"Our university's accreditation is solid," Penn State President Rodney Erickson told the board of trustees at a meeting Friday afternoo
The commission gave Penn State a warning in August in the wake of a report by former FBI Director Louis Freeh's group that found top university administrators conspired to cover up child sex abuse allegations by its former assistant football coach Jerry Sandusky, who was sentenced to a minimum of 30 years in prison in October.
In addition to academic quality, the agency also requires universities to meet other standards regarding financial health, adequate board governance and institutional integrity.
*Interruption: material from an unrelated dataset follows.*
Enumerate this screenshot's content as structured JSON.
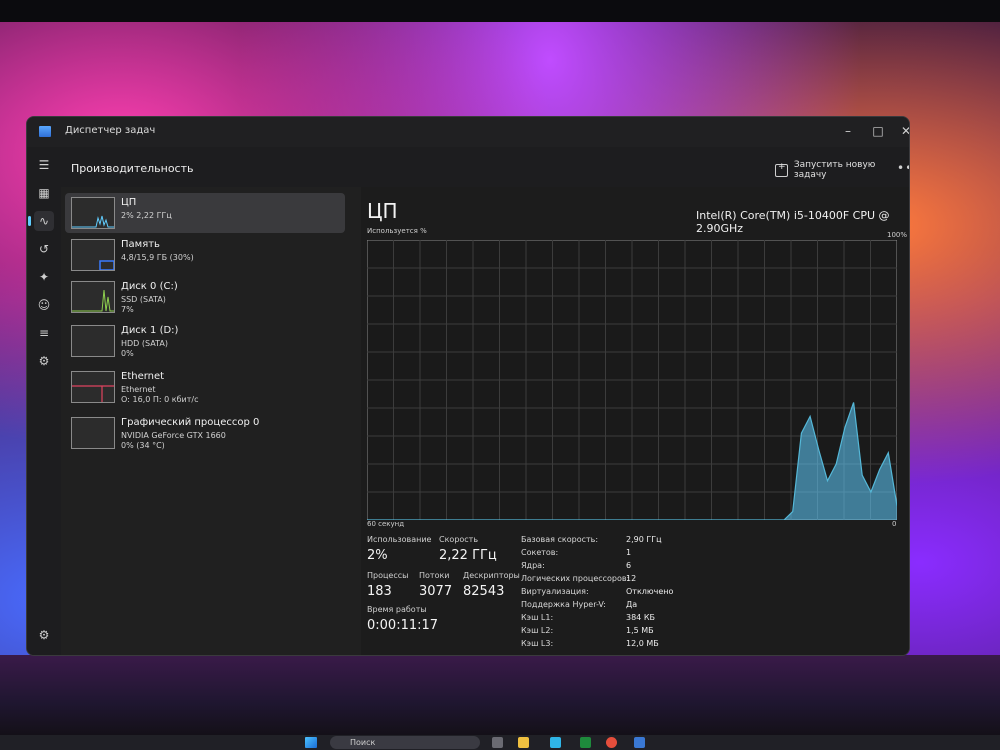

It also must comply with federal laws, such as the Clery Act, which requires that universities provide accurate and timely reports of crime on their campuses. The U.S. Department of Education is looking into the university's record on Clery compliance.
In addition to looking at the Freeh report, the commission also issued the warning based on NCAA sanctions that the university accepted July 23and insufficient evidence that the university was meeting some middle states rules.
Erickson told trustees at its regular monthly meeting that the commission noted the university's "resilience, fiscal stability and rapid change in the face of numerous challenges." The commission's decision to remove the warning followed a visit to campus in mid-October by Middle States evaluators.
The report, Erickson told trustees, noted that the evaluators were "impressed by the degree to which Penn State has risen, as a strong campus community, to the sad events that led to its placement on warning status." It also said the university's response to the Freeh report was "thorough, inclusive, systematic and timely."
Officials at the meeting said that Penn State had reached the halfway mark at meeting the Freeh recommendations. A total of 46 recommendations have been implemented.
The university must give the commission a follow up report in a year, Erickson said.
Also at the meeting, the board affirmed a process for the university's presidential search, which will include input from faculty, students, staff and alumni.
And, it approved a comprehensive code of conduct for athletics. The code doesn't contain any new rules, according to Frank T. Guadagnino, an outside lawyer assisting the university with the code. It merely brings all existing regulations and rules under one document, he said.
In addition to student athletes, coaches and other employees, the board of trustees also are subject to the code requirements, Guadagnino said. The university was required under the NCAA agreement to create the comprehensive code, he said. It includes guidelines, such as prohibiting board members or coaches from interfering with admissions or compliance.
"Its emphasis is on the principles of respect and integrity," Guadagnino said.
The measure passed though some board members expressed concern that it would indicate they were supportive of the NCAA sanctions. Board member Joel Myers said he would be satisfied if his concern is noted in the record.
Also at the meeting, Erickson noted that undergraduate applications are down this year. The university has received about 27,000, about on par with 2009.
The board continued its practice of accepting public comment and again was criticized for accepting NCAA sanctions against the university and Freeh report recommendations. Board Chair Karen Peetz declined to answer questions or address the comments.